Study material:
[Start of Attachment]

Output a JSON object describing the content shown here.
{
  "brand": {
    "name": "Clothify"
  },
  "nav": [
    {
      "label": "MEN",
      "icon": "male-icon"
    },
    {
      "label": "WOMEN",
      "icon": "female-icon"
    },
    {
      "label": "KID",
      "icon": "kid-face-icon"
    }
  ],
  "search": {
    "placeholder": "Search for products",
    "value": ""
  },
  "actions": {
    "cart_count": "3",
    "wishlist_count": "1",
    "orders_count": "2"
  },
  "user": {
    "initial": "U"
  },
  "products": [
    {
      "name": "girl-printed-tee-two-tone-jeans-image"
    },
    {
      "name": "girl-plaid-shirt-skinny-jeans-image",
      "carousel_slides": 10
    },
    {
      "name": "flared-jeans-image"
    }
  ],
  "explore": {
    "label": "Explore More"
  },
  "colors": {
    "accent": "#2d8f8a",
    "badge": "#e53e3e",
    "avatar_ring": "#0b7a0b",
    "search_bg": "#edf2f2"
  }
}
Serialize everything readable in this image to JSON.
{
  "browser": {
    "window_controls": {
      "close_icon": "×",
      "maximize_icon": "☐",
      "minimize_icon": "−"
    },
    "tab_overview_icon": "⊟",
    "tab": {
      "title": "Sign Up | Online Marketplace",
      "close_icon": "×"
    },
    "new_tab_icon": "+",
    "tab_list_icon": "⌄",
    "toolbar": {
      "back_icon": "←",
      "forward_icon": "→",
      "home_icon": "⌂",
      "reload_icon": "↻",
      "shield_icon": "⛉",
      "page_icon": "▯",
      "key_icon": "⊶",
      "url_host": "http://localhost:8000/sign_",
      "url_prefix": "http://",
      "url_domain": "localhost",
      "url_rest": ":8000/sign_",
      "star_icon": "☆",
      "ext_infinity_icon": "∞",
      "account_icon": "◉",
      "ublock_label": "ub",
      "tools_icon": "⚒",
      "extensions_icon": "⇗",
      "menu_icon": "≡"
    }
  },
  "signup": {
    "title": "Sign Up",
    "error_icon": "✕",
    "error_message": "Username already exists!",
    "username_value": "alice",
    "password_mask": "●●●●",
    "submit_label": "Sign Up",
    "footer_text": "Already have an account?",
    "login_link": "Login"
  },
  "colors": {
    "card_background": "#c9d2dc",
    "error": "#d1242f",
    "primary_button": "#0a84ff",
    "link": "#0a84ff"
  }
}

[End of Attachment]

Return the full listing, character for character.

Output a JSON object describing the content shown here.
{
  "brand": {
    "name": "Clothify"
  },
  "nav": [
    {
      "label": "MEN",
      "icon": "male-icon"
    },
    {
      "label": "WOMEN",
      "icon": "female-icon"
    },
    {
      "label": "KID",
      "icon": "kid-face-icon"
    }
  ],
  "search": {
    "placeholder": "Search for products",
    "value": ""
  },
  "actions": {
    "cart_count": "3",
    "wishlist_count": "1",
    "orders_count": "2"
  },
  "user": {
    "initial": "U"
  },
  "products": [
    {
      "name": "girl-printed-tee-two-tone-jeans-image"
    },
    {
      "name": "girl-plaid-shirt-skinny-jeans-image",
      "carousel_slides": 10
    },
    {
      "name": "flared-jeans-image"
    }
  ],
  "explore": {
    "label": "Explore More"
  },
  "colors": {
    "accent": "#2d8f8a",
    "badge": "#e53e3e",
    "avatar_ring": "#0b7a0b",
    "search_bg": "#edf2f2"
  }
}
Serialize everything readable in this image to JSON.
{
  "browser": {
    "window_controls": {
      "close_icon": "×",
      "maximize_icon": "☐",
      "minimize_icon": "−"
    },
    "tab_overview_icon": "⊟",
    "tab": {
      "title": "Sign Up | Online Marketplace",
      "close_icon": "×"
    },
    "new_tab_icon": "+",
    "tab_list_icon": "⌄",
    "toolbar": {
      "back_icon": "←",
      "forward_icon": "→",
      "home_icon": "⌂",
      "reload_icon": "↻",
      "shield_icon": "⛉",
      "page_icon": "▯",
      "key_icon": "⊶",
      "url_host": "http://localhost:8000/sign_",
      "url_prefix": "http://",
      "url_domain": "localhost",
      "url_rest": ":8000/sign_",
      "star_icon": "☆",
      "ext_infinity_icon": "∞",
      "account_icon": "◉",
      "ublock_label": "ub",
      "tools_icon": "⚒",
      "extensions_icon": "⇗",
      "menu_icon": "≡"
    }
  },
  "signup": {
    "title": "Sign Up",
    "error_icon": "✕",
    "error_message": "Username already exists!",
    "username_value": "alice",
    "password_mask": "●●●●",
    "submit_label": "Sign Up",
    "footer_text": "Already have an account?",
    "login_link": "Login"
  },
  "colors": {
    "card_background": "#c9d2dc",
    "error": "#d1242f",
    "primary_button": "#0a84ff",
    "link": "#0a84ff"
  }
}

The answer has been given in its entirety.